Tuesday, September 23, 2008

Boston Bhaaratiya

I am watching the Charles in Boston wake up,
as buildings release fog and the sun smiles
over ducks swimming to their morning chores.

The river bedecked with shimmering reflections
craves to pour itself into the oceanic currents
and add more of the twenty-first century to an ageless sea.

The salt of my toil is washed into you Charles!
Take it to the ocean, take it to my ancestors,
and leave it in Dandi, India, as a tribute from me.

Sunday, September 14, 2008

Seven Short Novels by Anton Chekhov

A masterful sketch of the mannerisms of common folks

Anton Chekhov was a master of drawing portraits of common people. The seven short novels included in this collection provide a glimpse of Russian society. Chekhov provides a snapshot after snapshot of the lifestyle of his characters, focusing on their ideas and actions with a detached, but conscious word play. The reader finds himself drawn to characters that are flawed and life-like, and every idiosyncrasy of human existence is revealed in somewhat commonplace circumstances and settings.

These stories include "Ward No. 6", "Peasants" and "My Life", which are highly representative of Chekhov's style and ability. These stories provide a very subtle, but important counterpoint to Tolstoy's thoughts and writings. Around this time, Leo Tolstoy was articulating his vision of society and Christianity in texts like "The Kingdom of Heaven is Within You", where he glorifies the peasants, manual labor and poor, suggesting that the rich are immoral and responsible for the suffering of masses. Tolstoy had lived a luxurious life compared to Chekhov, and so his impressions and ideas were formed by observations from a distance. Chekhov grew up in harsher circumstances, and had a first hand experience of living among the common people.
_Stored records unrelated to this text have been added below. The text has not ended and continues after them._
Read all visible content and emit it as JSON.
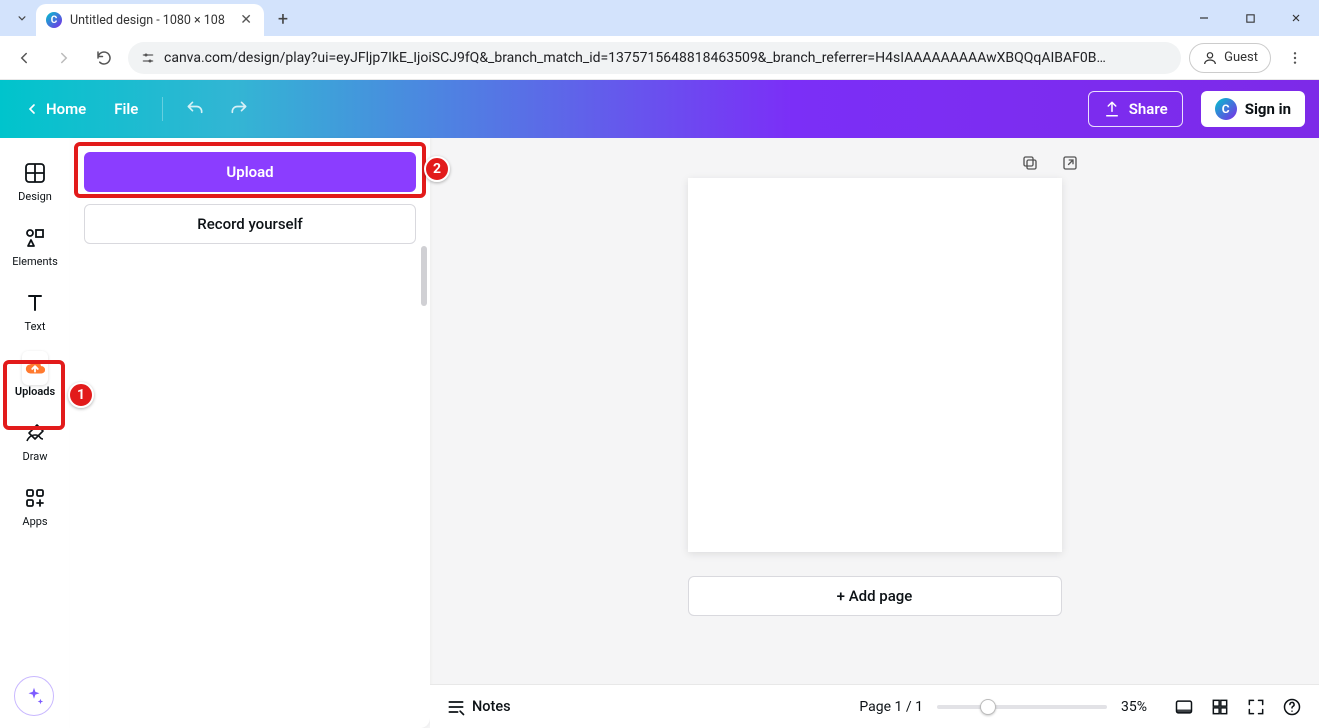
{
  "browser": {
    "tab_title": "Untitled design - 1080 × 108",
    "url": "canva.com/design/play?ui=eyJFljp7IkE_IjoiSCJ9fQ&_branch_match_id=1375715648818463509&_branch_referrer=H4sIAAAAAAAAAwXBQQqAIBAF0B…",
    "guest_label": "Guest"
  },
  "header": {
    "home_label": "Home",
    "file_label": "File",
    "share_label": "Share",
    "signin_label": "Sign in"
  },
  "rail": {
    "items": [
      {
        "label": "Design",
        "icon": "design"
      },
      {
        "label": "Elements",
        "icon": "elements"
      },
      {
        "label": "Text",
        "icon": "text"
      },
      {
        "label": "Uploads",
        "icon": "uploads"
      },
      {
        "label": "Draw",
        "icon": "draw"
      },
      {
        "label": "Apps",
        "icon": "apps"
      }
    ],
    "active_index": 3
  },
  "panel": {
    "upload_label": "Upload",
    "record_label": "Record yourself"
  },
  "canvas": {
    "add_page_label": "+ Add page"
  },
  "bottom": {
    "notes_label": "Notes",
    "page_indicator": "Page 1 / 1",
    "zoom_percent": "35%"
  },
  "annotations": {
    "badge1": "1",
    "badge2": "2"
  }
}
In Chekhov's stories, the common people lie, cheat, bribe, drink, steal, help each other and make each other happy or miserable, without the need of divine or aristocratic influence. In Chekhov's stories, the philosophical is often pushed to background, as practical daily chores and needs take center-stage.

While Dostoevsky was master of psychological selves of his characters and Tolstoy was a titan in capturing life of (rich) Russians, Chekhov's sensibility drew him to the trivialities, to the humor and tragedy of the masses. He wrote about these with sympathy, but in his honest depiction of his characters, he leaves no aspect untouched. Thus his stories seem to criticize the ones that he chooses to write about: be it peasants or city dwellers, the workers or the government servants. The shameful, pitiful or repelling facets of his characters are representative of human beings that have ever constituted the majority among us. Even in his time, the stories were controversial for their socio-political criticisms. Yet Chekhov was not criticizing anyone, or offering any solutions to the predicaments and problems of existence in different social circles. Chekhov wrote about his subjects as it is, as they were. These stories are based on Russian people, and yet they represent the reality in every part of the world. (I am sure that all the characters described in these stories abound in India!)

The stories must be read by anyone who has constructed a rosy picture of rural life or manual labor in their minds. These stories are must read for communists, for them who believe that poverty makes men moral, for them who believe that ignorance is bliss, for them who wish to know how human beings of every class behave in real life. Be it individuals or social milieu, Chekhov fashions events, dialogues and descriptions that are vivid, terse and precise and hence these stories are examples of how a writer must write. Highly recommended.

Seven Short Novels
by Anton Pavlovich Chekhov